_PROMPT_.
Print all the data below exactly, without images.
### EXTRACTED RECORDS
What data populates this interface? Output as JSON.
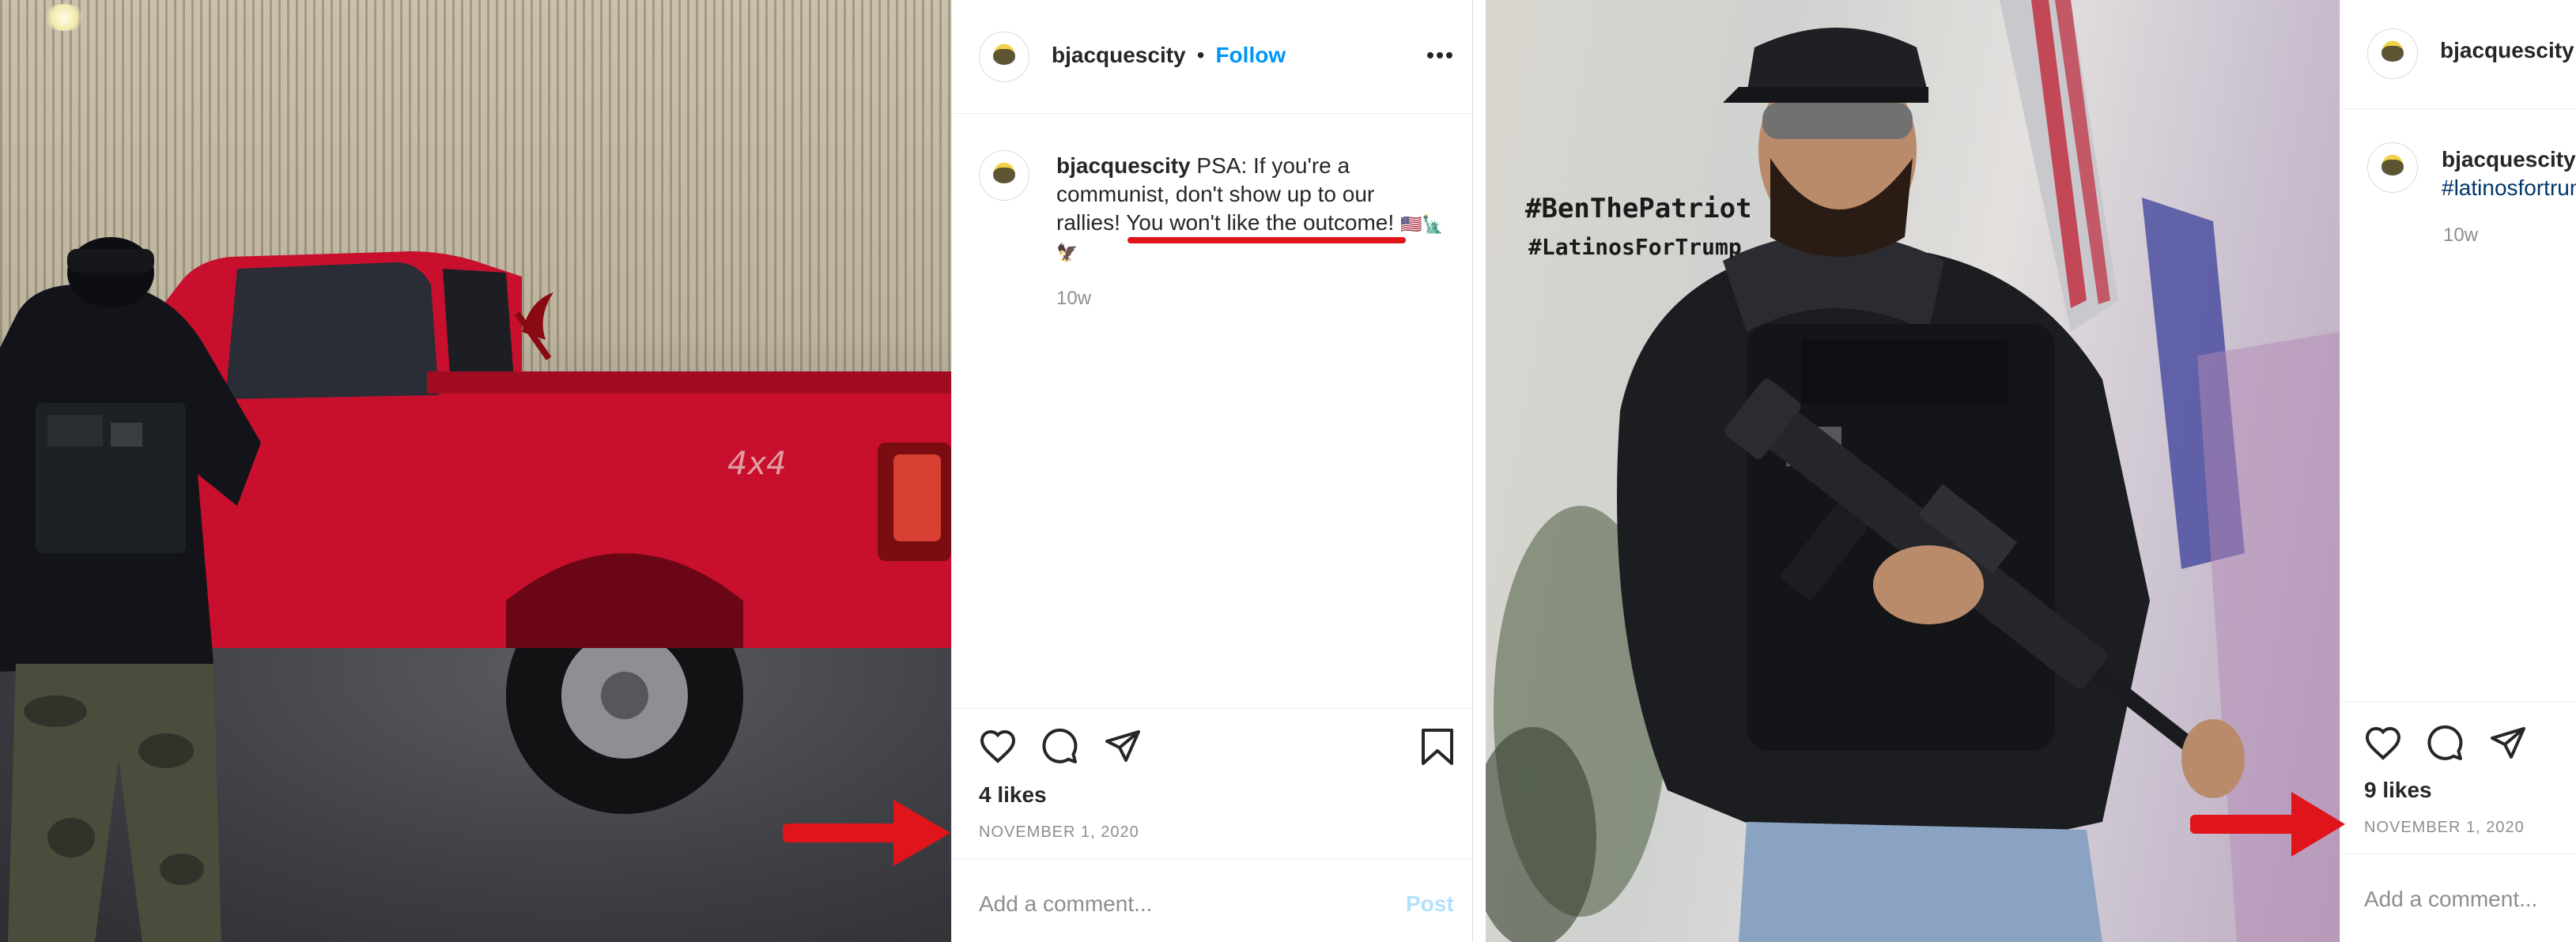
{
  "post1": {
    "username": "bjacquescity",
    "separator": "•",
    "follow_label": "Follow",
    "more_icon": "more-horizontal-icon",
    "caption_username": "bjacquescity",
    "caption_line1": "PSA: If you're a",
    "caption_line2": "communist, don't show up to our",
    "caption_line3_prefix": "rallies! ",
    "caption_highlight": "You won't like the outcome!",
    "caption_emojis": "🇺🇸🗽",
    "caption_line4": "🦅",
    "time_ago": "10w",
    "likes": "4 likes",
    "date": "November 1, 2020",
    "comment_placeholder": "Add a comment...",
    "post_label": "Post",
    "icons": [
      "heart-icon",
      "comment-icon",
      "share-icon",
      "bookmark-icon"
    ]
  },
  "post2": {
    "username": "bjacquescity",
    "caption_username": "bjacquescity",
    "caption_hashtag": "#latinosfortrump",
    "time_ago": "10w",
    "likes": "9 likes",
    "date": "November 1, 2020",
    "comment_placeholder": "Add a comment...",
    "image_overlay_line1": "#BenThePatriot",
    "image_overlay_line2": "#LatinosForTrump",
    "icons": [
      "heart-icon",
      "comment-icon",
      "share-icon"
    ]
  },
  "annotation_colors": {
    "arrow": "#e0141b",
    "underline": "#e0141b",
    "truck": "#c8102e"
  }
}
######
_EXERCISE OUTPUT_.
What data populates this interface? Output as JSON.
{
  "post1": {
    "username": "bjacquescity",
    "separator": "•",
    "follow_label": "Follow",
    "more_icon": "more-horizontal-icon",
    "caption_username": "bjacquescity",
    "caption_line1": "PSA: If you're a",
    "caption_line2": "communist, don't show up to our",
    "caption_line3_prefix": "rallies! ",
    "caption_highlight": "You won't like the outcome!",
    "caption_emojis": "🇺🇸🗽",
    "caption_line4": "🦅",
    "time_ago": "10w",
    "likes": "4 likes",
    "date": "November 1, 2020",
    "comment_placeholder": "Add a comment...",
    "post_label": "Post",
    "icons": [
      "heart-icon",
      "comment-icon",
      "share-icon",
      "bookmark-icon"
    ]
  },
  "post2": {
    "username": "bjacquescity",
    "caption_username": "bjacquescity",
    "caption_hashtag": "#latinosfortrump",
    "time_ago": "10w",
    "likes": "9 likes",
    "date": "November 1, 2020",
    "comment_placeholder": "Add a comment...",
    "image_overlay_line1": "#BenThePatriot",
    "image_overlay_line2": "#LatinosForTrump",
    "icons": [
      "heart-icon",
      "comment-icon",
      "share-icon"
    ]
  },
  "annotation_colors": {
    "arrow": "#e0141b",
    "underline": "#e0141b",
    "truck": "#c8102e"
  }
}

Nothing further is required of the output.